26. "I find" that, of all my sinful follies, none has been so ruinous a snare in seducing me from God as idolatrous women ( 1 Kings 11:3 1 Kings 11:4 , Proverbs 5:3 Proverbs 5:4 , 22:14 ). As "God's favor is better than life," she who seduces from God is "more bitter than death."
whoso pleaseth God--as Joseph ( Genesis 39:2 Genesis 39:3 Genesis 39:9 ). It is God's grace alone that keeps any from falling.
27. this--namely, what follows in Ecclesiastes 7:28 .
counting one by one--by comparing one thing with another [HOLDEN and MAURER].
account--a right estimate. But Ecclesiastes 7:28 more favors GESENIUS. "Considering women one by one."
28. Rather, referring to his past experience, "Which my soul sought further, but I found not."
one man--that is, worthy of the name, "man," "upright"; not more than one in a thousand of my courtiers ( Job 33:23 , Psalms 12:1 ). Jesus Christ alone of men fully realizes the perfect ideal of "man." "Chiefest among ten thousand" ( Solomon 5:10 ). No perfect "woman has ever existed, not even the Virgin Mary. Solomon, in the word "thousand," alludes to his three hundred wives and seven hundred concubines. Among these it was not likely that he should find the fidelity which one true wife pays to one husband. Connected with Ecclesiastes 7:26 , not an unqualified condemnation of the sex, as Proverbs 12:4 , 31:10 , &c., prove.

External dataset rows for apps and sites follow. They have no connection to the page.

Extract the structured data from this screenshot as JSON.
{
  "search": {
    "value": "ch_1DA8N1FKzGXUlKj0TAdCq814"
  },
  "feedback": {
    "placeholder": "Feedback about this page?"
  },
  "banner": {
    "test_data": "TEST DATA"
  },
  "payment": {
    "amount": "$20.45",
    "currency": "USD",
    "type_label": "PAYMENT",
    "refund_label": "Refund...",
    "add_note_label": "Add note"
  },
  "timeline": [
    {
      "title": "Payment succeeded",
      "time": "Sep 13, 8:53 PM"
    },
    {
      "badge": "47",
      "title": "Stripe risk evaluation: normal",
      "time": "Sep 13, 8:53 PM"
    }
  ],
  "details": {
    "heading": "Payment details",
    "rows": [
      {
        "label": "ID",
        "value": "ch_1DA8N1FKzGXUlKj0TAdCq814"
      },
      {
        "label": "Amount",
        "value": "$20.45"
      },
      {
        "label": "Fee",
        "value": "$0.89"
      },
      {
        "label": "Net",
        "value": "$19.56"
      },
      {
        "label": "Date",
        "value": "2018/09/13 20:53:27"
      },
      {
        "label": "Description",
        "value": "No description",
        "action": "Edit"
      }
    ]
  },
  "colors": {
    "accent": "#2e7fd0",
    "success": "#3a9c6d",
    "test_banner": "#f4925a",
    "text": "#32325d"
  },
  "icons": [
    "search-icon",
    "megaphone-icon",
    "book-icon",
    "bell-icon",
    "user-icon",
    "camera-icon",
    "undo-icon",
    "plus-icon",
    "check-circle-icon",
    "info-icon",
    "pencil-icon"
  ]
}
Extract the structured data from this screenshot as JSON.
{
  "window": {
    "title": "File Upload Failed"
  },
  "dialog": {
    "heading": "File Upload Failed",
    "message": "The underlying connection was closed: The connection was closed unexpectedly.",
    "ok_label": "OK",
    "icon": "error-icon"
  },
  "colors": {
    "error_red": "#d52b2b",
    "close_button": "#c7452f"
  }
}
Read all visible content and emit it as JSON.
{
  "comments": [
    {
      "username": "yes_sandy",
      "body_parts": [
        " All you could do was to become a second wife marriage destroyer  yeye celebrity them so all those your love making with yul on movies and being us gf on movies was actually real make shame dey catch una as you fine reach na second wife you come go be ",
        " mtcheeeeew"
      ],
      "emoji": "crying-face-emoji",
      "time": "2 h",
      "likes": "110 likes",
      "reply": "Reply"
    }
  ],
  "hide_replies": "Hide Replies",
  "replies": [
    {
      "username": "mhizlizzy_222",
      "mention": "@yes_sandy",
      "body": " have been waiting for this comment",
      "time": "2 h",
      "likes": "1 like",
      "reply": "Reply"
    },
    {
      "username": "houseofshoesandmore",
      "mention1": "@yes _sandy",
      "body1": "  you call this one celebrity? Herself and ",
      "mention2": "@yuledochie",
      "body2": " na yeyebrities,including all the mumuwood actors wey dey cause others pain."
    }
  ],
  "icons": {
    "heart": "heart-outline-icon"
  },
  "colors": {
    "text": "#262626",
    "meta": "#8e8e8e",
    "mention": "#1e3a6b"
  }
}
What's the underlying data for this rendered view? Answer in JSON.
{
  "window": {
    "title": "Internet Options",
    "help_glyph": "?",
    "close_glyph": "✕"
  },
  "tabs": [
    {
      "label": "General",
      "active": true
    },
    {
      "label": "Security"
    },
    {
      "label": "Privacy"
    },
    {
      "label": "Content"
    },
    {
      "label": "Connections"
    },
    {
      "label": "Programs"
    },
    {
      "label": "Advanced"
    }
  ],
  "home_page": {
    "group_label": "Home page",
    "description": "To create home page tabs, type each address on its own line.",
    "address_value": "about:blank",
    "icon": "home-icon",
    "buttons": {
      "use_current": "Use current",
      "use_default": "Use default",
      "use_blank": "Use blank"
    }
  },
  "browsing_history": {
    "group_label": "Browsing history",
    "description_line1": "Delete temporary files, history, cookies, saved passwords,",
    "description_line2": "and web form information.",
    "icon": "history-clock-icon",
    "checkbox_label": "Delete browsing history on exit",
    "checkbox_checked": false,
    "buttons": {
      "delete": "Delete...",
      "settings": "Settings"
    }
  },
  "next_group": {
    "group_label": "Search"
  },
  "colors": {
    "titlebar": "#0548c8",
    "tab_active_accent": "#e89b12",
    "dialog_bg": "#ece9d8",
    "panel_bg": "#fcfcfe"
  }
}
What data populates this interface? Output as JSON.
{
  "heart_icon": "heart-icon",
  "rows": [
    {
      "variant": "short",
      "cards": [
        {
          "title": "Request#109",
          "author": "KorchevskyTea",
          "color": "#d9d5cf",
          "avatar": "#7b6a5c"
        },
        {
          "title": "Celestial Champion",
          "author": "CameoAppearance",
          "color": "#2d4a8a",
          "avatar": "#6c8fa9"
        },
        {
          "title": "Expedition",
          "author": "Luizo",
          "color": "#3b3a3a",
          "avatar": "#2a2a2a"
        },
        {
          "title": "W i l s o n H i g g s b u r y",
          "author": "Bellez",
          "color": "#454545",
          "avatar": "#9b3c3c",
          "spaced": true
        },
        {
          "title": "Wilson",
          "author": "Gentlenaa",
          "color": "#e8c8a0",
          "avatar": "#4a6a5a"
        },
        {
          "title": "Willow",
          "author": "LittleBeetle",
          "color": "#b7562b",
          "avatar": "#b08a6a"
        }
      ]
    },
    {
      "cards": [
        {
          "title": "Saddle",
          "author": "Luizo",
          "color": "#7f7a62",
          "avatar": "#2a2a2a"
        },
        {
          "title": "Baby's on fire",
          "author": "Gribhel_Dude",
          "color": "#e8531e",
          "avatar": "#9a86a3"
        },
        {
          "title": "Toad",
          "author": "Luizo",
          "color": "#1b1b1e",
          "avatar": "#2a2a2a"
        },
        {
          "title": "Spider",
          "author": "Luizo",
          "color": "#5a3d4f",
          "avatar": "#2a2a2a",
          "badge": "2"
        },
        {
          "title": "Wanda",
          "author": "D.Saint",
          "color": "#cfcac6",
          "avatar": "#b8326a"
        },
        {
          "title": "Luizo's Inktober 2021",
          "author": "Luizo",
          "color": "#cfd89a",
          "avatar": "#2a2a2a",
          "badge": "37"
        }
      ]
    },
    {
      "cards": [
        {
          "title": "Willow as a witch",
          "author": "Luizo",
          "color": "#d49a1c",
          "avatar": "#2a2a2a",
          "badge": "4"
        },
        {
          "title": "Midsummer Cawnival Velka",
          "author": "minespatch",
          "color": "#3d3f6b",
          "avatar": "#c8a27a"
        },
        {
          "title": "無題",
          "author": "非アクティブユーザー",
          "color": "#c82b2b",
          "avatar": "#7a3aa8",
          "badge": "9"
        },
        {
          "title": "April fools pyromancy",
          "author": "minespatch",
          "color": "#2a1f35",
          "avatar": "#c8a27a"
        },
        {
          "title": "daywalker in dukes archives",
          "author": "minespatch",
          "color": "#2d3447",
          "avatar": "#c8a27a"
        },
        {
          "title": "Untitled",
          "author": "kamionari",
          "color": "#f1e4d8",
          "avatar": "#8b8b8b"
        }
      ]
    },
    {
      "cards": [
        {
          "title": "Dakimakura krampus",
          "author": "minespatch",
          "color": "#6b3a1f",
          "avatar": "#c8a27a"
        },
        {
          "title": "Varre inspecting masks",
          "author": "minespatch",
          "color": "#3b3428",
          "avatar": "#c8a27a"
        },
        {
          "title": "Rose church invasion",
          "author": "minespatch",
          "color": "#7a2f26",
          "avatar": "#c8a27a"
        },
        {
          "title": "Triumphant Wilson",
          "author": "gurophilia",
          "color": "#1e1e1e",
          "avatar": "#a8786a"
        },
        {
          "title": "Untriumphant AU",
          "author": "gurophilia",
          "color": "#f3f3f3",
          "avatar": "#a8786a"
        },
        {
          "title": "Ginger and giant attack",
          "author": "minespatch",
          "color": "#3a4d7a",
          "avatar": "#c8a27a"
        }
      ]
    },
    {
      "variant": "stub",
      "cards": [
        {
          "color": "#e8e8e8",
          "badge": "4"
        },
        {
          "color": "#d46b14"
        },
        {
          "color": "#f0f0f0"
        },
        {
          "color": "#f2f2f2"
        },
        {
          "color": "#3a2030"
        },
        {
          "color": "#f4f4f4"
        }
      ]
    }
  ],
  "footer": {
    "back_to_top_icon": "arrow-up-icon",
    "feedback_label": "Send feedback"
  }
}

29. The "only" way of accounting for the scarcity of even comparatively upright men and women is that, whereas God made man upright, they (men) have, &c. The only account to be "found" of the origin of evil, the great mystery of theology, is that given in Holy Writ (Genesis 2:1-3:24'). Among man's "inventions" was the one especially referred to in Ecclesiastes 7:26 , the bitter fruits of which Solomon experienced, the breaking of God's primeval marriage law, joining one man to "one" woman ( Matthew 19:4 Matthew 19:5 Matthew 19:6 ). "Man" is singular, namely, Adam; "they," plural, Adam, Eve, and their posterity.